“Tomorrow we’re going to know a little bit more because it was definitely different decisions last few weeks,” said the No 2 seed. “I want to say about Novak’s situation that we’re in Australia, it’s their rules. But from what I know, again, if he has a valid exemption to be in this country and to do what he wants, then he should play. If the exemption is not valid or something else is not valid, well, any country can deny your entry.”
Medvedev says he is very curious to see how Sunday’s appeal shakes out.
“I know yesterday the prime minister (actually the immigration minister), let’s say, said no,” he said. “I didn’t really read anywhere why. That’s what interests me to know, the reason. Is it just he said, ‘I don’t want?’ Is there a real legal reason behind this? I guess we’re going to know a little bit more tomorrow at the appeal.”
Whether Djokovic is in the draw or not, Medvedev knows he will not see him until the final. For now, like the rest of the players, all he can do is focus on himself.
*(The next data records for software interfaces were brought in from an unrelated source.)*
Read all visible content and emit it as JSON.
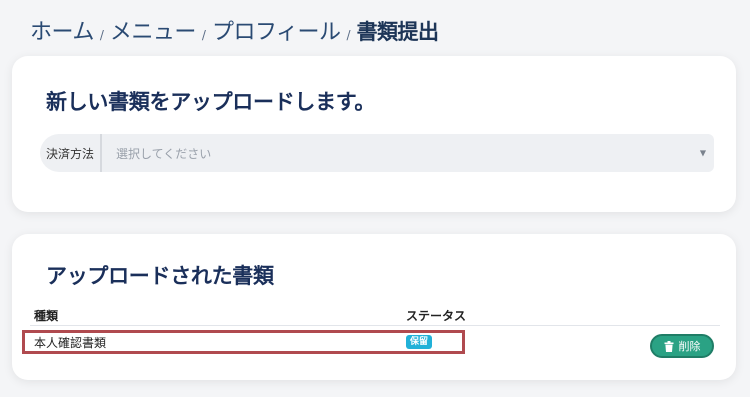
{
  "breadcrumb": {
    "items": [
      "ホーム",
      "メニュー",
      "プロフィール"
    ],
    "separator": "/",
    "current": "書類提出"
  },
  "upload_card": {
    "title": "新しい書類をアップロードします。",
    "field_label": "決済方法",
    "select_placeholder": "選択してください"
  },
  "uploaded_card": {
    "title": "アップロードされた書類",
    "columns": [
      "種類",
      "ステータス"
    ],
    "rows": [
      {
        "type": "本人確認書類",
        "status": "保留",
        "action": "削除"
      }
    ]
  },
  "colors": {
    "badge": "#21b1d8",
    "delete_button": "#2aa284",
    "highlight_outline": "#b04a4f"
  },
  "icons": {
    "select_arrow": "chevron-down-icon",
    "delete": "trash-icon"
  }
}
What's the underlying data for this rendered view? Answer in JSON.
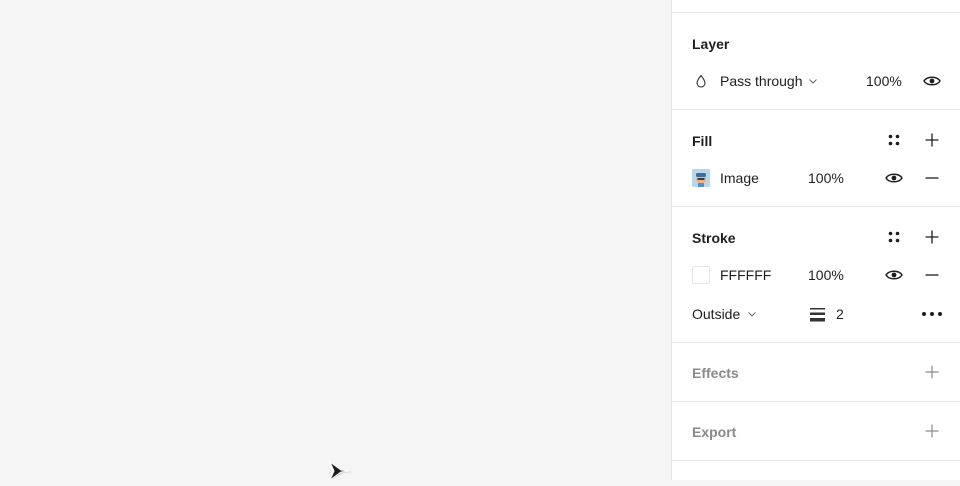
{
  "layer": {
    "title": "Layer",
    "blend_icon": "drop-icon",
    "blend_mode": "Pass through",
    "opacity": "100%",
    "visibility_icon": "eye-icon"
  },
  "fill": {
    "title": "Fill",
    "style_icon": "styles-grid-icon",
    "add_icon": "plus-icon",
    "item": {
      "type_label": "Image",
      "opacity": "100%",
      "visibility_icon": "eye-icon",
      "remove_icon": "minus-icon"
    }
  },
  "stroke": {
    "title": "Stroke",
    "style_icon": "styles-grid-icon",
    "add_icon": "plus-icon",
    "item": {
      "color_hex": "FFFFFF",
      "swatch_color": "#ffffff",
      "opacity": "100%",
      "visibility_icon": "eye-icon",
      "remove_icon": "minus-icon"
    },
    "position": "Outside",
    "weight_icon": "stroke-weight-icon",
    "weight": "2",
    "more_icon": "more-horizontal-icon"
  },
  "effects": {
    "title": "Effects",
    "add_icon": "plus-icon"
  },
  "export": {
    "title": "Export",
    "add_icon": "plus-icon"
  },
  "cursor_icon": "multiplayer-cursor-icon"
}
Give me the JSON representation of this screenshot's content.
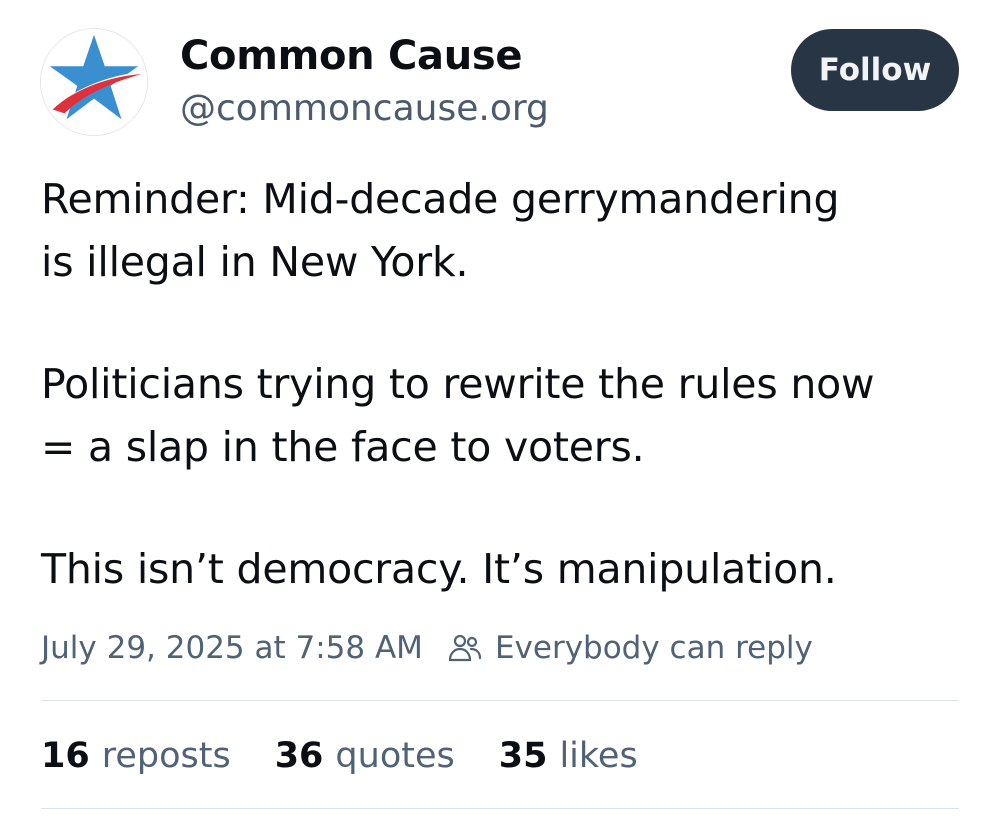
{
  "author": {
    "display_name": "Common Cause",
    "handle": "@commoncause.org",
    "avatar_icon": "common-cause-star-logo",
    "avatar_colors": {
      "star": "#3a8fd0",
      "swoosh": "#e0303c"
    }
  },
  "follow_button": {
    "label": "Follow",
    "color": "#283544"
  },
  "post": {
    "lines": [
      "Reminder: Mid-decade gerrymandering",
      "is illegal in New York.",
      "Politicians trying to rewrite the rules now",
      "= a slap in the face to voters.",
      "This isn’t democracy. It’s manipulation."
    ]
  },
  "meta": {
    "timestamp": "July 29, 2025 at 7:58 AM",
    "reply_icon": "people-icon",
    "reply_setting": "Everybody can reply"
  },
  "stats": {
    "reposts": {
      "count": "16",
      "label": "reposts"
    },
    "quotes": {
      "count": "36",
      "label": "quotes"
    },
    "likes": {
      "count": "35",
      "label": "likes"
    }
  }
}
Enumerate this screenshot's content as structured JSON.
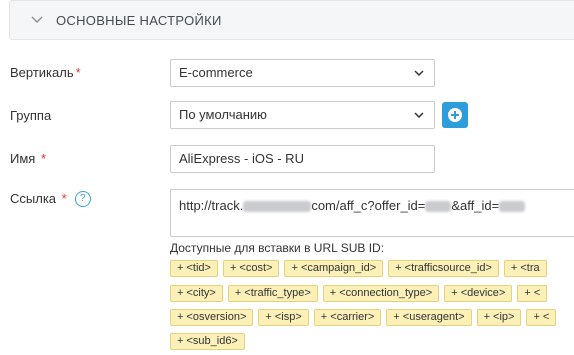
{
  "section": {
    "title": "ОСНОВНЫЕ НАСТРОЙКИ",
    "icon": "chevron-down-icon"
  },
  "form": {
    "vertical": {
      "label": "Вертикаль",
      "required_mark": "*",
      "value": "E-commerce"
    },
    "group": {
      "label": "Группа",
      "value": "По умолчанию",
      "add_icon": "plus-circle-icon"
    },
    "name": {
      "label": "Имя",
      "required_mark": "*",
      "value": "AliExpress - iOS - RU"
    },
    "link": {
      "label": "Ссылка",
      "required_mark": "*",
      "help": "?",
      "url_parts": [
        "http://track.",
        "com/aff_c?offer_id=",
        "&aff_id="
      ]
    }
  },
  "macros": {
    "title": "Доступные для вставки в URL SUB ID:",
    "rows": [
      [
        "+ <tid>",
        "+ <cost>",
        "+ <campaign_id>",
        "+ <trafficsource_id>",
        "+ <tra"
      ],
      [
        "+ <city>",
        "+ <traffic_type>",
        "+ <connection_type>",
        "+ <device>",
        "+ <"
      ],
      [
        "+ <osversion>",
        "+ <isp>",
        "+ <carrier>",
        "+ <useragent>",
        "+ <ip>",
        "+ <"
      ],
      [
        "+ <sub_id6>"
      ]
    ]
  },
  "colors": {
    "accent": "#2d9ddb",
    "required": "#e3342f",
    "tag_bg": "#fbf0b8"
  }
}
“Definitely a tough situation for everybody,” he said. “Talking about myself, well, even if Novak is in the draw, I can only see him in the final. I need to win six matches before this. It would not change much my preparation for the tournament itself or for any match.”